*** DATA Section Begins ***

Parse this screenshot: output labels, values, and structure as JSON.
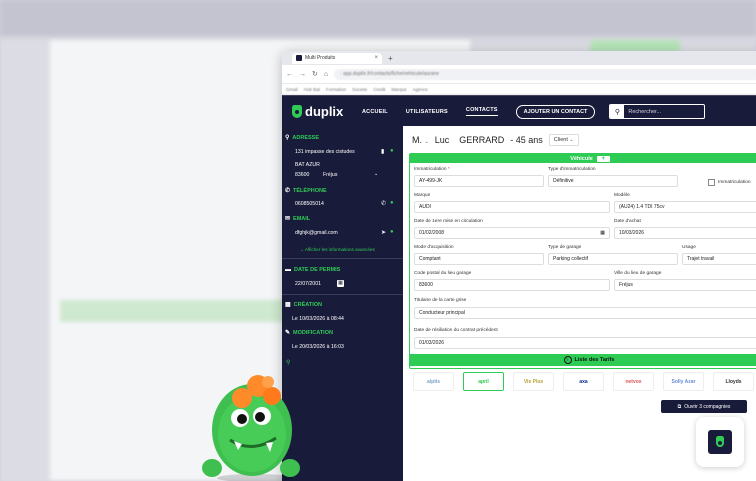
{
  "browser": {
    "tab_title": "Multi Produits",
    "new_tab": "+",
    "url": "· app.duplix.fr/contacts/fiche/vehicule/aurane",
    "bookmarks": [
      "Gmail",
      "Hub Bat",
      "Formation",
      "Societe",
      "Credit",
      "Marque",
      "Agence"
    ]
  },
  "header": {
    "logo": "duplix",
    "nav": [
      "ACCUEIL",
      "UTILISATEURS",
      "CONTACTS"
    ],
    "active_nav": "CONTACTS",
    "add_contact": "AJOUTER UN CONTACT",
    "search_placeholder": "Rechercher..."
  },
  "sidebar": {
    "adresse_label": "ADRESSE",
    "address_line1": "131 impasse des cistudes",
    "address_line2": "BAT AZUR",
    "postal_code": "83600",
    "city": "Fréjus",
    "telephone_label": "TÉLÉPHONE",
    "phone": "0608505014",
    "email_label": "EMAIL",
    "email": "dfghjk@gmail.com",
    "more_info": "Afficher les informations avancées",
    "permis_label": "DATE DE PERMIS",
    "permis_date": "22/07/2001",
    "creation_label": "CRÉATION",
    "creation_date": "Le 10/03/2026 à 08:44",
    "modification_label": "MODIFICATION",
    "modification_date": "Le 20/03/2026 à 16:03"
  },
  "contact": {
    "civility": "M.",
    "first_name": "Luc",
    "last_name": "GERRARD",
    "age": "- 45 ans",
    "type": "Client"
  },
  "vehicle": {
    "title": "Véhicule",
    "immat_label": "Immatriculation",
    "immat": "AY-499-JK",
    "type_immat_label": "Type d'immatriculation",
    "type_immat": "Définitive",
    "immat_checkbox": "Immatriculation",
    "marque_label": "Marque",
    "marque": "AUDI",
    "modele_label": "Modèle",
    "modele": "(AU24) 1.4 TDI 75cv",
    "mise_circ_label": "Date de 1ere mise en circulation",
    "mise_circ": "01/02/2008",
    "achat_label": "Date d'achat",
    "achat": "10/03/2026",
    "acquisition_label": "Mode d'acquisition",
    "acquisition": "Comptant",
    "garage_label": "Type de garage",
    "garage": "Parking collectif",
    "usage_label": "Usage",
    "usage": "Trajet travail",
    "cp_garage_label": "Code postal du lieu garage",
    "cp_garage": "83600",
    "ville_garage_label": "Ville du lieu de garage",
    "ville_garage": "Fréjus",
    "titulaire_label": "Titulaire de la carte grise",
    "titulaire": "Conducteur principal",
    "resiliation_label": "Date de résiliation du contrat précédent",
    "resiliation": "01/03/2026"
  },
  "tarifs": {
    "label": "Liste des Tarifs",
    "insurers": [
      "alptis",
      "april",
      "Vie Plus",
      "axa",
      "netvox",
      "Solly Azar",
      "Lloyds"
    ],
    "open_button": "Ouvrir 3 compagnies"
  },
  "colors": {
    "navy": "#191b3a",
    "green": "#2ecc55"
  }
}
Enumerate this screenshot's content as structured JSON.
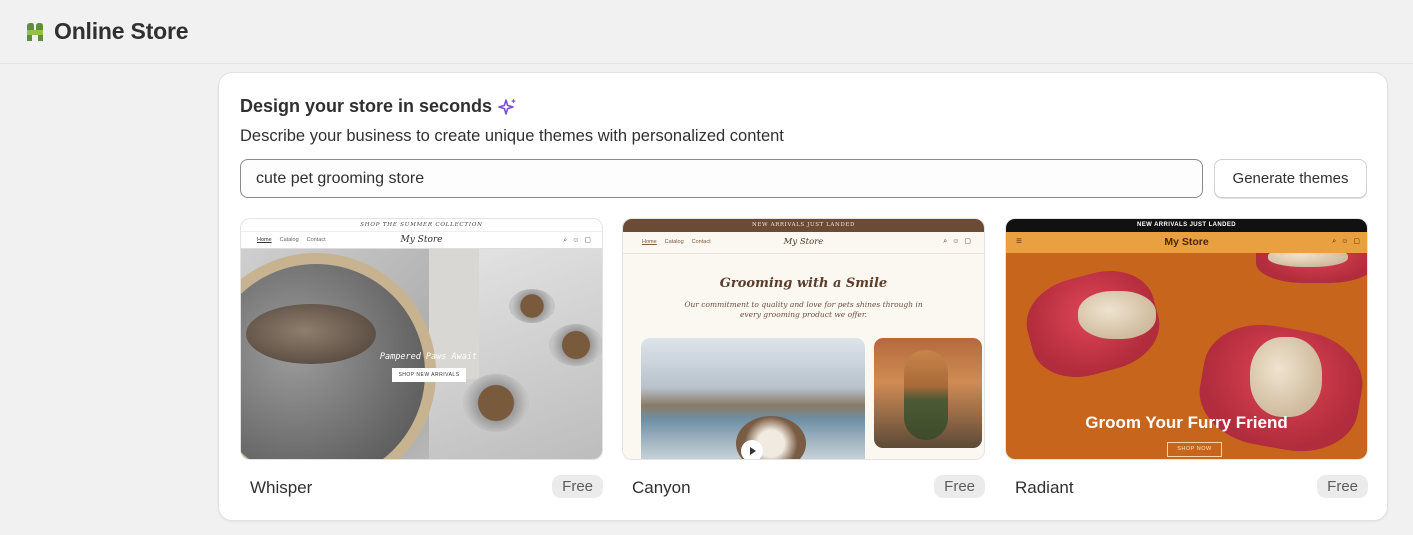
{
  "app": {
    "title": "Online Store",
    "logo_icon": "shopify-bag-icon",
    "logo_color": "#5e8e3e"
  },
  "designer": {
    "heading": "Design your store in seconds",
    "heading_icon": "sparkle-icon",
    "subtitle": "Describe your business to create unique themes with personalized content",
    "prompt_value": "cute pet grooming store",
    "generate_label": "Generate themes"
  },
  "themes": [
    {
      "name": "Whisper",
      "price": "Free",
      "preview": {
        "announcement": "SHOP THE SUMMER COLLECTION",
        "nav_links": [
          "Home",
          "Catalog",
          "Contact"
        ],
        "brand": "My Store",
        "hero_text": "Pampered Paws Await",
        "cta": "SHOP NEW ARRIVALS"
      }
    },
    {
      "name": "Canyon",
      "price": "Free",
      "preview": {
        "announcement": "NEW ARRIVALS JUST LANDED",
        "nav_links": [
          "Home",
          "Catalog",
          "Contact"
        ],
        "brand": "My Store",
        "heading": "Grooming with a Smile",
        "text": "Our commitment to quality and love for pets shines through in every grooming product we offer."
      }
    },
    {
      "name": "Radiant",
      "price": "Free",
      "preview": {
        "announcement": "NEW ARRIVALS JUST LANDED",
        "brand": "My Store",
        "hero_text": "Groom Your Furry Friend",
        "cta": "SHOP NOW"
      }
    }
  ]
}
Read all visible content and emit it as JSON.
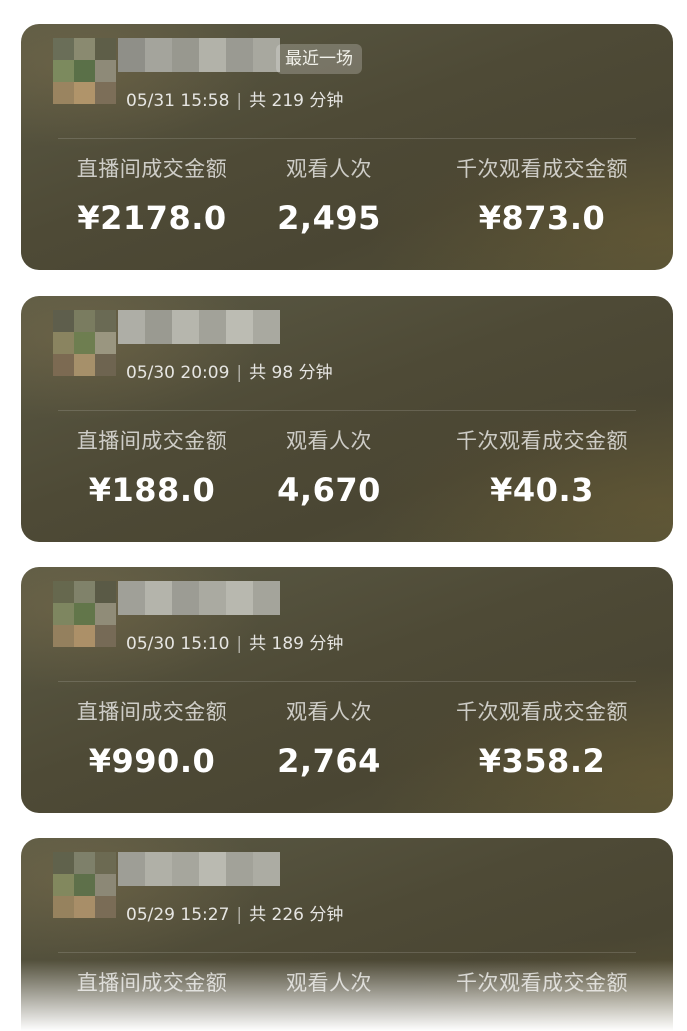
{
  "sessions": [
    {
      "tag": "最近一场",
      "date": "05/31 15:58",
      "separator": "|",
      "duration": "共 219 分钟",
      "stats": {
        "gmv_label": "直播间成交金额",
        "gmv_value": "¥2178.0",
        "views_label": "观看人次",
        "views_value": "2,495",
        "gpm_label": "千次观看成交金额",
        "gpm_value": "¥873.0"
      }
    },
    {
      "date": "05/30 20:09",
      "separator": "|",
      "duration": "共 98 分钟",
      "stats": {
        "gmv_label": "直播间成交金额",
        "gmv_value": "¥188.0",
        "views_label": "观看人次",
        "views_value": "4,670",
        "gpm_label": "千次观看成交金额",
        "gpm_value": "¥40.3"
      }
    },
    {
      "date": "05/30 15:10",
      "separator": "|",
      "duration": "共 189 分钟",
      "stats": {
        "gmv_label": "直播间成交金额",
        "gmv_value": "¥990.0",
        "views_label": "观看人次",
        "views_value": "2,764",
        "gpm_label": "千次观看成交金额",
        "gpm_value": "¥358.2"
      }
    },
    {
      "date": "05/29 15:27",
      "separator": "|",
      "duration": "共 226 分钟",
      "stats": {
        "gmv_label": "直播间成交金额",
        "views_label": "观看人次",
        "gpm_label": "千次观看成交金额"
      }
    }
  ],
  "colors": {
    "card_base": "#4e4a36",
    "text_primary": "#ffffff",
    "page_background": "#ffffff"
  }
}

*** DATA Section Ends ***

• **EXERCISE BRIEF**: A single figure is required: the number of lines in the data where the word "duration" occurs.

• **OUTPUT OF THE EXERCISE**: 4